What are anti-rejection drugs and why seek to eliminate them?

Normally, a kidney transplant recipient’s immune system sees the donated kidney as foreign and will attack it–a process called rejection. To prevent this process, anti-rejection medicines are used to suppress the transplant recipient’s immune system. Kidney transplant recipients require a lifelong, daily regimen of anti-rejection drugs. Although anti-rejection medicines are very effective at preventing rejection of kidneys, particularly in the first several years following the transplant, there are multiple side effects and tolerability issues that affect recipients’ ability or willingness to take these medicines, ultimately adversely affecting long-term outcomes for donated kidneys and recipients.

A standard anti-rejection regimen typically includes a high dose immunosuppressant drug administered in the hospital at the time of transplant called induction therapy, followed by lifelong, daily maintenance treatment typically with tacrolimus (brand name Prograf), mycophenolate mofetil (also known as MMF or by the brand names CellCept or Myfortic), and a corticosteroid (usually prednisone). Many kidney transplant recipients take more than 20 pills per day as part of their lifelong anti-rejection regimen. Because these medications suppress the entire immune system, transplant recipients must be very careful to avoid potential infections for as long as they are taking anti-rejection medicines. Recipients must give up certain types of food entirely. Neurological side effects, such as tremors, depression, and impaired cognition are common. Over time, the toxicity of these drugs causes a decline in kidney function, as well as damage to other organs. As kidney function declines, patients will feel less well. The average life of a transplanted kidney is between 12 and 20 years. Roughly 1/3 of living donor kidney transplants and roughly half of deceased donor kidney transplants fail within 10 years. The leading cause of transplant failure is chronic rejection of the kidney (despite treatment with anti-rejection medicines).

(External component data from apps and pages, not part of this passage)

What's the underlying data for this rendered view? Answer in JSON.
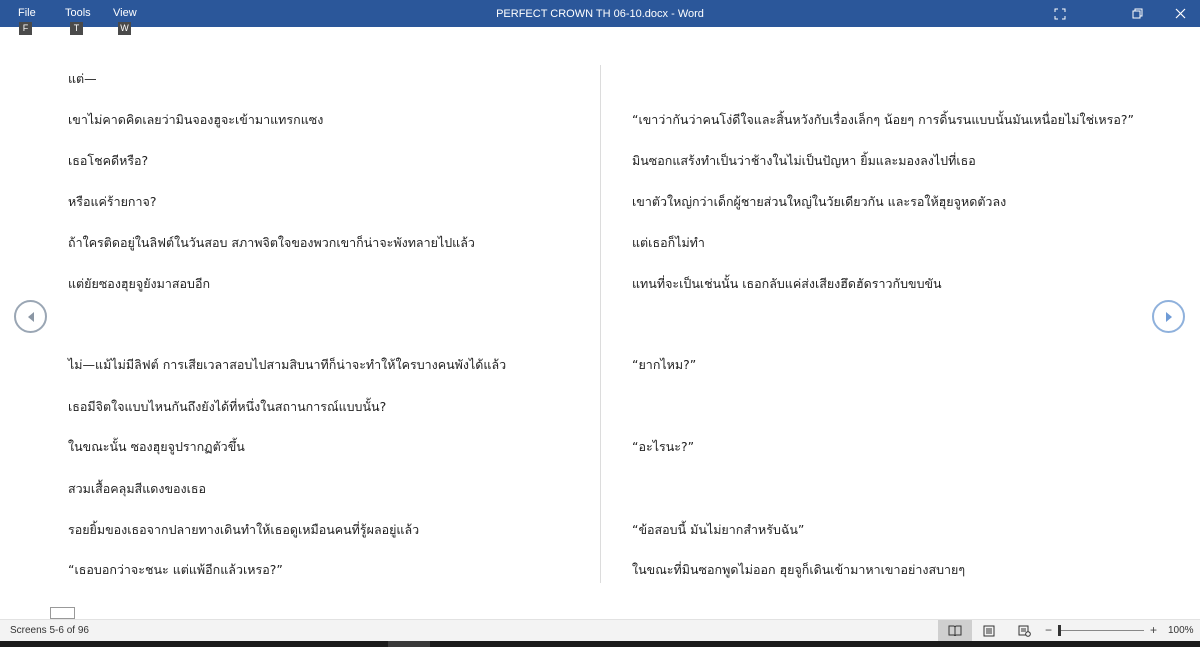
{
  "titlebar": {
    "menus": [
      {
        "label": "File",
        "keytip": "F"
      },
      {
        "label": "Tools",
        "keytip": "T"
      },
      {
        "label": "View",
        "keytip": "W"
      }
    ],
    "document_title": "PERFECT CROWN TH 06-10.docx  -  Word"
  },
  "page_left": {
    "paragraphs": [
      "แต่—",
      "เขาไม่คาดคิดเลยว่ามินจองฮูจะเข้ามาแทรกแซง",
      "เธอโชคดีหรือ?",
      "หรือแค่ร้ายกาจ?",
      "ถ้าใครติดอยู่ในลิฟต์ในวันสอบ สภาพจิตใจของพวกเขาก็น่าจะพังทลายไปแล้ว",
      "แต่ยัยซองฮุยจูยังมาสอบอีก",
      "ไม่—แม้ไม่มีลิฟต์ การเสียเวลาสอบไปสามสิบนาทีก็น่าจะทำให้ใครบางคนพังได้แล้ว",
      "เธอมีจิตใจแบบไหนกันถึงยังได้ที่หนึ่งในสถานการณ์แบบนั้น?",
      "ในขณะนั้น ซองฮุยจูปรากฏตัวขึ้น",
      "สวมเสื้อคลุมสีแดงของเธอ",
      "รอยยิ้มของเธอจากปลายทางเดินทำให้เธอดูเหมือนคนที่รู้ผลอยู่แล้ว",
      "“เธอบอกว่าจะชนะ แต่แพ้อีกแล้วเหรอ?”"
    ]
  },
  "page_right": {
    "paragraphs": [
      "“เขาว่ากันว่าคนโง่ดีใจและสิ้นหวังกับเรื่องเล็กๆ น้อยๆ การดิ้นรนแบบนั้นมันเหนื่อยไม่ใช่เหรอ?”",
      "มินซอกแสร้งทำเป็นว่าช้างในไม่เป็นปัญหา ยิ้มและมองลงไปที่เธอ",
      "เขาตัวใหญ่กว่าเด็กผู้ชายส่วนใหญ่ในวัยเดียวกัน และรอให้ฮุยจูหดตัวลง",
      "แต่เธอก็ไม่ทำ",
      "แทนที่จะเป็นเช่นนั้น เธอกลับแค่ส่งเสียงฮึดฮัดราวกับขบขัน",
      "“ยากไหม?”",
      "“อะไรนะ?”",
      "“ข้อสอบนี้ มันไม่ยากสำหรับฉัน”",
      "ในขณะที่มินซอกพูดไม่ออก ฮุยจูก็เดินเข้ามาหาเขาอย่างสบายๆ"
    ]
  },
  "statusbar": {
    "screens": "Screens 5-6 of 96",
    "zoom_minus": "−",
    "zoom_plus": "+",
    "zoom_level": "100%",
    "zoom_fraction": 0.0
  },
  "colors": {
    "titlebar": "#2b579a",
    "statusbar": "#f3f3f3",
    "text": "#222222"
  }
}
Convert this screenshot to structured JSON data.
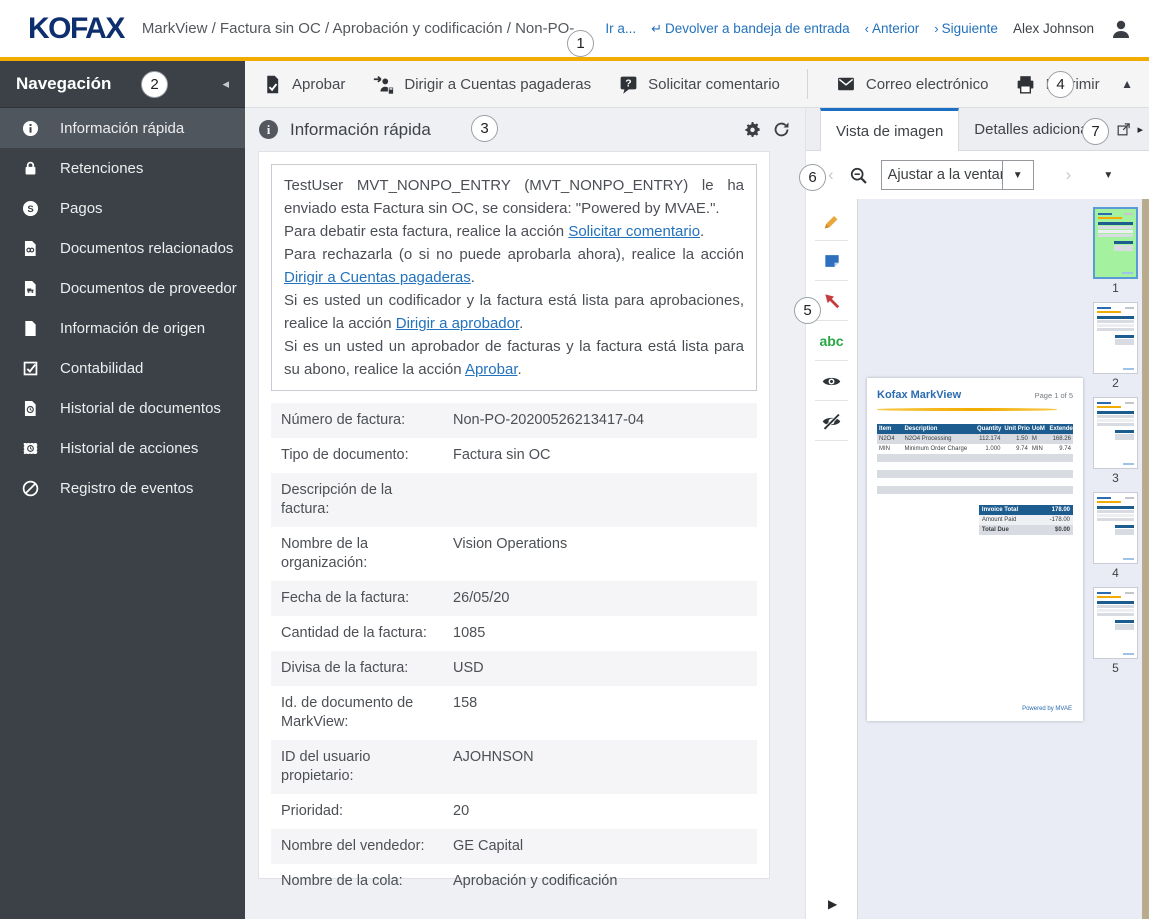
{
  "header": {
    "logo": "KOFAX",
    "breadcrumb": "MarkView / Factura sin OC / Aprobación y codificación / Non-PO-.",
    "go_to": "Ir a...",
    "return_link": "Devolver a bandeja de entrada",
    "prev": "Anterior",
    "next": "Siguiente",
    "user": "Alex Johnson"
  },
  "callouts": {
    "c1": "1",
    "c2": "2",
    "c3": "3",
    "c4": "4",
    "c5": "5",
    "c6": "6",
    "c7": "7"
  },
  "toolbar": {
    "approve": "Aprobar",
    "route_ap": "Dirigir a Cuentas pagaderas",
    "request_comment": "Solicitar comentario",
    "email": "Correo electrónico",
    "print": "Imprimir"
  },
  "sidebar": {
    "title": "Navegación",
    "items": [
      {
        "label": "Información rápida",
        "active": true
      },
      {
        "label": "Retenciones"
      },
      {
        "label": "Pagos"
      },
      {
        "label": "Documentos relacionados"
      },
      {
        "label": "Documentos de proveedor"
      },
      {
        "label": "Información de origen"
      },
      {
        "label": "Contabilidad"
      },
      {
        "label": "Historial de documentos"
      },
      {
        "label": "Historial de acciones"
      },
      {
        "label": "Registro de eventos"
      }
    ]
  },
  "quick_info": {
    "title": "Información rápida",
    "message": {
      "s1": "TestUser MVT_NONPO_ENTRY (MVT_NONPO_ENTRY) le ha enviado esta Factura sin OC, se considera: \"Powered by MVAE.\".",
      "s2_pre": "Para debatir esta factura, realice la acción ",
      "s2_link": "Solicitar comentario",
      "s2_post": ".",
      "s3_pre": "Para rechazarla (o si no puede aprobarla ahora), realice la acción ",
      "s3_link": "Dirigir a Cuentas pagaderas",
      "s3_post": ".",
      "s4_pre": "Si es usted un codificador y la factura está lista para aprobaciones, realice la acción ",
      "s4_link": "Dirigir a aprobador",
      "s4_post": ".",
      "s5_pre": "Si es un usted un aprobador de facturas y la factura está lista para su abono, realice la acción ",
      "s5_link": "Aprobar",
      "s5_post": "."
    },
    "fields": [
      {
        "label": "Número de factura:",
        "value": "Non-PO-20200526213417-04"
      },
      {
        "label": "Tipo de documento:",
        "value": "Factura sin OC"
      },
      {
        "label": "Descripción de la factura:",
        "value": ""
      },
      {
        "label": "Nombre de la organización:",
        "value": "Vision Operations"
      },
      {
        "label": "Fecha de la factura:",
        "value": "26/05/20"
      },
      {
        "label": "Cantidad de la factura:",
        "value": "1085"
      },
      {
        "label": "Divisa de la factura:",
        "value": "USD"
      },
      {
        "label": "Id. de documento de MarkView:",
        "value": "158"
      },
      {
        "label": "ID del usuario propietario:",
        "value": "AJOHNSON"
      },
      {
        "label": "Prioridad:",
        "value": "20"
      },
      {
        "label": "Nombre del vendedor:",
        "value": "GE Capital"
      },
      {
        "label": "Nombre de la cola:",
        "value": "Aprobación y codificación"
      }
    ]
  },
  "viewer": {
    "tab_image": "Vista de imagen",
    "tab_details": "Detalles adicionales",
    "zoom_value": "Ajustar a la ventana",
    "preview": {
      "title": "Kofax MarkView",
      "page_label": "Page 1 of 5",
      "headers": [
        "Item",
        "Description",
        "Quantity",
        "Unit Price",
        "UoM",
        "Extended"
      ],
      "rows": [
        [
          "N2O4",
          "N2O4 Processing",
          "112.174",
          "1.50",
          "M",
          "168.26"
        ],
        [
          "MIN",
          "Minimum Order Charge",
          "1.000",
          "9.74",
          "MIN",
          "9.74"
        ]
      ],
      "totals": [
        {
          "label": "Invoice Total",
          "value": "178.00"
        },
        {
          "label": "Amount Paid",
          "value": "-178.00"
        },
        {
          "label": "Total Due",
          "value": "$0.00"
        }
      ],
      "footer": "Powered by MVAE"
    },
    "thumbnails": [
      "1",
      "2",
      "3",
      "4",
      "5"
    ]
  }
}
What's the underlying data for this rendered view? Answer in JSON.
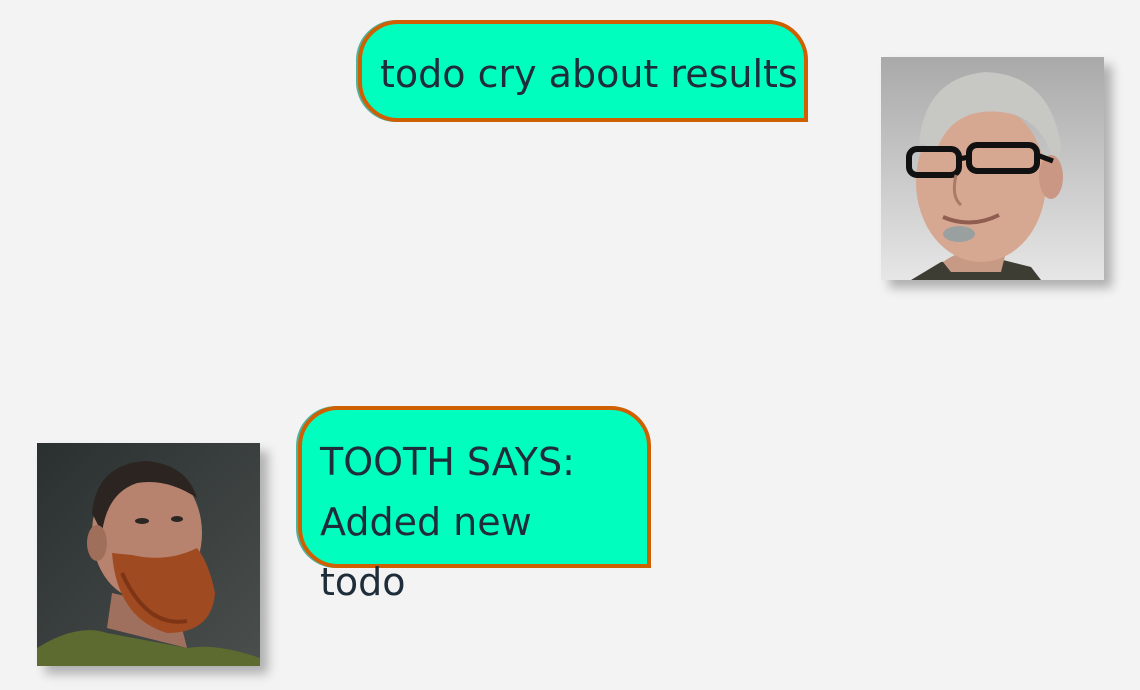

Additionally, within ten years after transplant, many patients on anti-rejection medicines have significantly higher rates of high blood pressure, diabetes, high cholesterol, high triglycerides and weight gain, resulting in a higher risk of cardiovascular events. Many patients have to take multiple medicines to manage these life-threatening cardiovascular and metabolic side effects. Patients who take corticosteroids chronically are susceptible to loss of bone density, which increases risk of fractures. Within 15 years, kidney failure and the need for dialysis or another transplant are common. Chronic treatment with anti-rejection medicines has also been linked to a significantly higher risk of certain types of cancer than for the general population. The ongoing cost and decreased quality of life associated with chronic treatment with anti-rejection medicines also leads some recipients to stop taking them, thus increasing their risk of kidney rejection.